“I’ve felt that as well! I was wondering if that was normal or not. I have the EX.”
This issue seems to affect vehicles with the regular cruise control and not the upgraded smart/adaptive cruise control which is only available in the higher trim levels like the SX Prestige models.
There are no solutions for this problem so far, but it might be fixed by future software updates. If it becomes extremely bothersome, take it to the dealer so they can check if it’s caused by a hardware problem.
7. Loud Reverse Alert
Some Sportage Hybrid owners have complained that the reverse alert or beeping is unnecessarily loud.
Here’s how a couple of owners described their experience:
“I just got the new 2023 Kia Sportage hybrid. I live in New York City and trying to park a vehicle in a tight spot is a pretty much daily occurrence. When I’m backing up, that incredibly annoying beeping sound goes off.”
“I have a 2022 sportage hybrid. I hate that back up sound.”
“I wake up my neighbors 5 times in the week because I leave at 3 (am).”
All hybrids, PHEVs and EVs are required by law to have an external reverse alert that pedestrians can hear because electrified vehicles are very silent when parking and running on battery power.
You can disable the backup alert using the main screen, but it gets reenabled every time you turn the car back on.
Some owners of other Kia EVs and hybrids have found ways to disconnect the backup speaker/module, but this requires some tinkering and may not be exactly legal.
8. Piano Black Interior Finish
Another common complaint among fifth gen Sportage owners is that the piano black finish is hard to maintain and keep clean.
“It only looks good in press photos. It smudges quickly and the gloss finish shows scratches.”
“Black interior sucks.
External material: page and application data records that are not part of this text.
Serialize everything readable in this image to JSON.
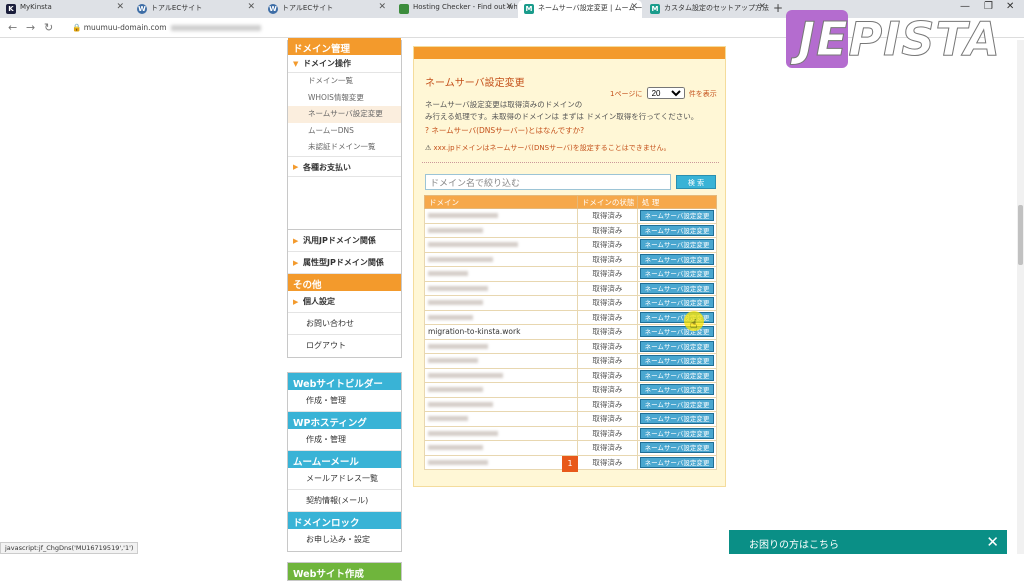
{
  "browser": {
    "tabs": [
      {
        "title": "MyKinsta",
        "fav": "K",
        "color": "#1b1e3c"
      },
      {
        "title": "トアルECサイト",
        "fav": "W",
        "color": "#3d6da6"
      },
      {
        "title": "トアルECサイト",
        "fav": "W",
        "color": "#3d6da6"
      },
      {
        "title": "Hosting Checker - Find out who",
        "fav": "",
        "color": "#3c8c3c"
      },
      {
        "title": "ネームサーバ設定変更 | ムームードメイン",
        "fav": "M",
        "color": "#1a9c8c"
      },
      {
        "title": "カスタム設定のセットアップ方法 - ムー",
        "fav": "M",
        "color": "#1a9c8c"
      }
    ],
    "new_tab": "+",
    "back": "←",
    "forward": "→",
    "reload": "C",
    "url": "muumuu-domain.com",
    "logo_text": "JEPISTA"
  },
  "sidebar": {
    "domain_header": "ドメイン管理",
    "domain_ops": "ドメイン操作",
    "sub_items": [
      "ドメイン一覧",
      "WHOIS情報変更",
      "ネームサーバ設定変更",
      "ムームーDNS",
      "未認証ドメイン一覧"
    ],
    "groups": [
      "各種お支払い",
      "汎用JPドメイン関係",
      "属性型JPドメイン関係"
    ],
    "other_header": "その他",
    "other_items": [
      "個人設定",
      "お問い合わせ",
      "ログアウト"
    ],
    "builder_header": "Webサイトビルダー",
    "builder_item": "作成・管理",
    "wp_header": "WPホスティング",
    "wp_item": "作成・管理",
    "mail_header": "ムームーメール",
    "mail_items": [
      "メールアドレス一覧",
      "契約情報(メール)"
    ],
    "lock_header": "ドメインロック",
    "lock_item": "お申し込み・設定",
    "web_header": "Webサイト作成"
  },
  "main": {
    "title": "ネームサーバ設定変更",
    "per_page_prefix": "1ページに",
    "per_page_value": "20",
    "per_page_suffix": "件を表示",
    "desc1": "ネームサーバ設定変更は取得済みのドメインの",
    "desc2": "み行える処理です。未取得のドメインは まずは ドメイン取得を行ってください。",
    "help_link": "ネームサーバ(DNSサーバー)とはなんですか?",
    "warning": "xxx.jpドメインはネームサーバ(DNSサーバ)を設定することはできません。",
    "search_placeholder": "ドメイン名で絞り込む",
    "search_button": "検 索",
    "col_domain": "ドメイン",
    "col_status": "ドメインの状態",
    "col_action": "処 理",
    "status_acquired": "取得済み",
    "change_button": "ネームサーバ設定変更",
    "visible_domain": "migration-to-kinsta.work",
    "page": "1"
  },
  "status_text": "javascript:jf_ChgDns('MU16719519','1')",
  "help_widget": {
    "label": "お困りの方はこちら",
    "close": "✕"
  }
}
You literally see every crumb, piece of dust, hair.”
A lot of the controls like the touchscreen, digital infotainment/climate controls, and center console are covered in shiny plastic trim which easily get smudged and have a tendency to show off even the slightest amount of dirt or debris.
Even if you keep wiping it down, the most used areas will start developing scratches over time.
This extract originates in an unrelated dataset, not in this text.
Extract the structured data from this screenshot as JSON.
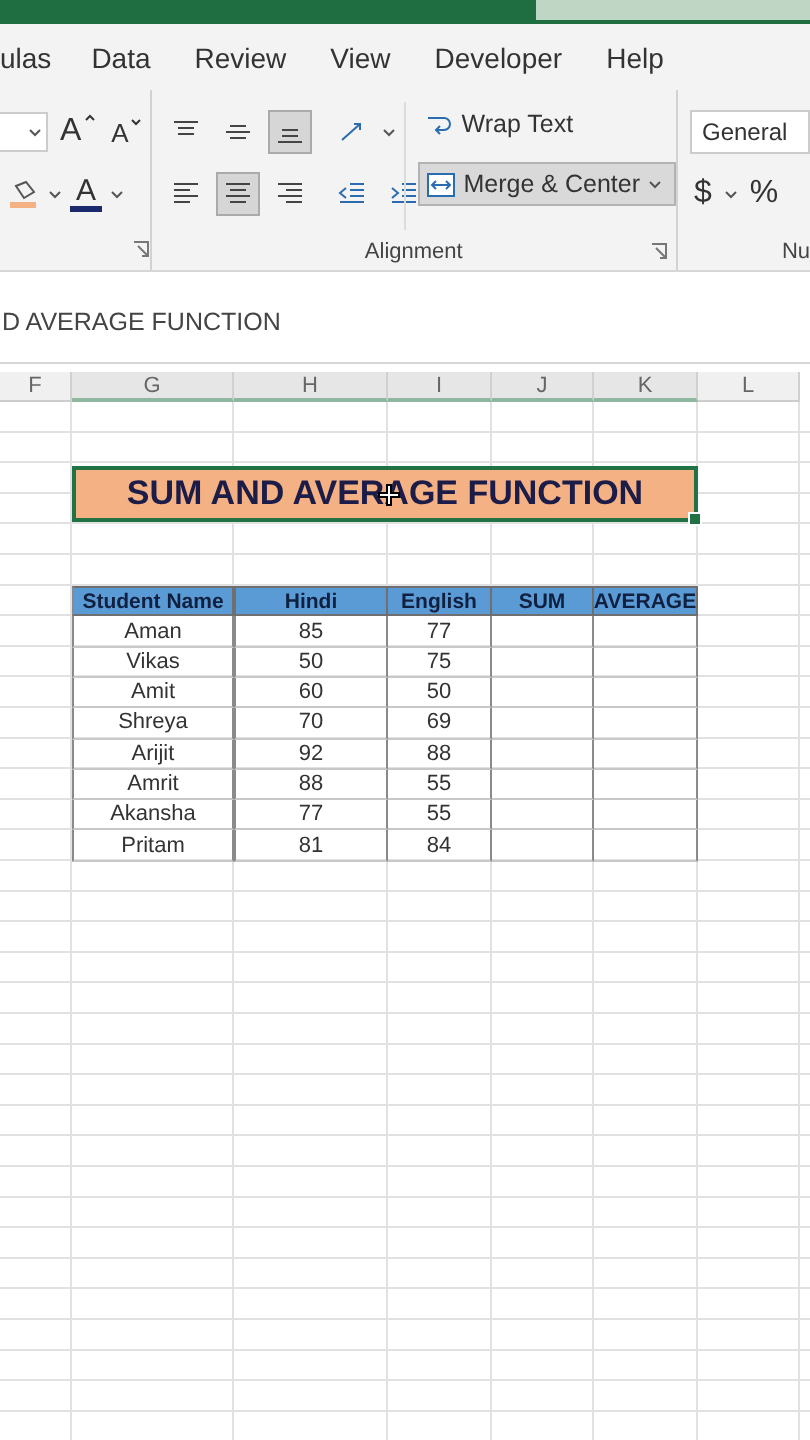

Some owners who want to keep their interior trim looking pristine protect it using vinyl stickers.
Kia Sportage Hybrid Pros and Cons
- Good ride quality
- Lots of cargo space
- Good mpg for its size
- PHEV has good acceleration
- Good build quality
- Long basic warranty
- Modern interior
- Lots of tech and driver safety aids
- Unexciting handling
- Modern but polarizing design
- Infotainment/climate controls can be confusing
What Do The Reviews Say?
“The Sportage Hybrid is one of the quickest hybrid crossovers in its class. While we wouldn’t call it blistering, it doesn’t feel like there’s a performance penalty when you opt for the hybrid.”
“The turbocharged engine provides smooth power, and you don’t feel when the Sportage handoff from electric to gas power. Passing on the highway is easy thanks to the power and a quick-shifting if somewhat clunky transmission.”
“It’s not sporty, but the Sportage handles well enough for a crossover. The steering is quick and accurate. It’s light in comfort, making parking easy.”
“Switching to Sport increases the steering effort (and sharpens throttle response), but there’s still not much in the way of feedback.”
“Comfort is one of the Sportage Hybrid’s strong suits. It offers a quiet, comfortable cabin and a refined ride. At low speeds when the engine is off, there’s only a little outside noise in the cabin. Even at higher speeds, wind and road noise is mild.”
2023 Kia Sportage Hybrid | Edmunds
What’s the Resale Value of a Kia Sportage Hybrid?
Here’s a quick look at the Sportage Hybrid’s used car pricing on CarGurus at the time of writing. Since it’s a 2023 model year, used car data is limited. Prices quoted are for the EX Hybrid trim level.
Related: 15 Best & Worst Kia Sportage Years (With Facts & Stats)